  40. Department of Census and Statistics, in collaboration with Ministry of Health, Nutrition and Welfare. (2003). Sri Lanka demographic and health survey 2002. Department of Census and Statistics. Sri Lanka: Colombo
  41. Agampodi, S.B, Agampodi, T.C. and Piyaseeli, U.K. (2007). Breastfeeding practices in a public health field practice area in Sri Lanka: a survival analysis. International Breastfeeding Journal, 2(3). doi:10.1186/1746-4358-2-13
  42. East, M. (2002). Contraceptive Sterilization: Global Issues and Trends, EngenderHealth: 17-64.
  43. De Silva, W.I. (1992). Do fertility intentions and behaviour influence sterilization in Sri Lanka? Asia Pacific Population Journal, 7(4), 41-60
  44. Dias, L.R. and Dias, M.K. (1988). The motivating factors for vasectomy in Sri Lanka. Journal of Family Welfare, 34(4), 12-22
  45. Rodrigo, C. and Muhuthar, R. (2009). Acceptance of ligation and resection of tubes for contraception in Sri Lanka. Journal of Family Planning and Reproductive Health Care, 35, 266 doi:10.1783/147118909789587231

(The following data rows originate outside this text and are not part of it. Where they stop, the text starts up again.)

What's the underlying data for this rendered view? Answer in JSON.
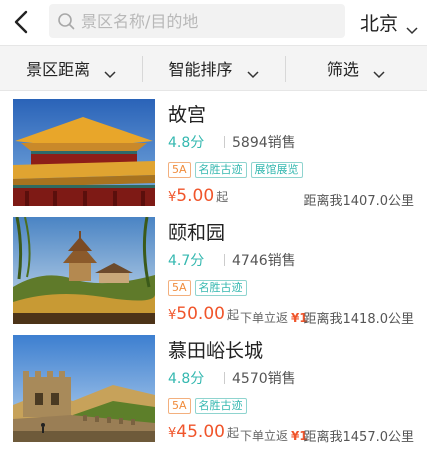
{
  "search": {
    "placeholder": "景区名称/目的地"
  },
  "city": "北京",
  "filters": [
    "景区距离",
    "智能排序",
    "筛选"
  ],
  "items": [
    {
      "name": "故宫",
      "rating": "4.8分",
      "sales": "5894销售",
      "tags": [
        "5A",
        "名胜古迹",
        "展馆展览"
      ],
      "price_currency": "¥",
      "price": "5.00",
      "price_suffix": "起",
      "cashback_label": "",
      "cashback_amount": "",
      "distance": "距离我1407.0公里",
      "image": "forbidden-city-photo"
    },
    {
      "name": "颐和园",
      "rating": "4.7分",
      "sales": "4746销售",
      "tags": [
        "5A",
        "名胜古迹"
      ],
      "price_currency": "¥",
      "price": "50.00",
      "price_suffix": "起",
      "cashback_label": "下单立返",
      "cashback_amount": "¥1",
      "distance": "距离我1418.0公里",
      "image": "summer-palace-photo"
    },
    {
      "name": "慕田峪长城",
      "rating": "4.8分",
      "sales": "4570销售",
      "tags": [
        "5A",
        "名胜古迹"
      ],
      "price_currency": "¥",
      "price": "45.00",
      "price_suffix": "起",
      "cashback_label": "下单立返",
      "cashback_amount": "¥1",
      "distance": "距离我1457.0公里",
      "image": "great-wall-photo"
    }
  ],
  "colors": {
    "accent_teal": "#35b8b0",
    "price_red": "#f0552b",
    "level_orange": "#f08c3c"
  }
}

  46. TOXIC POLYNEUROPATHY DUE TO GINGILI OIL CONTAMINATED WITH TRI-CRESYL PHOSPHATE AFFECTING ADOLESCENT GIRLS IN SRI LANKA Department of Community Medicine, Faculty of Medicine, University of Colombo. Retrieved April 25, 2011.

Further reading

This article is issued from Wikipedia. The text is licensed under Creative Commons - Attribution - Sharealike. Additional terms may apply for the media files.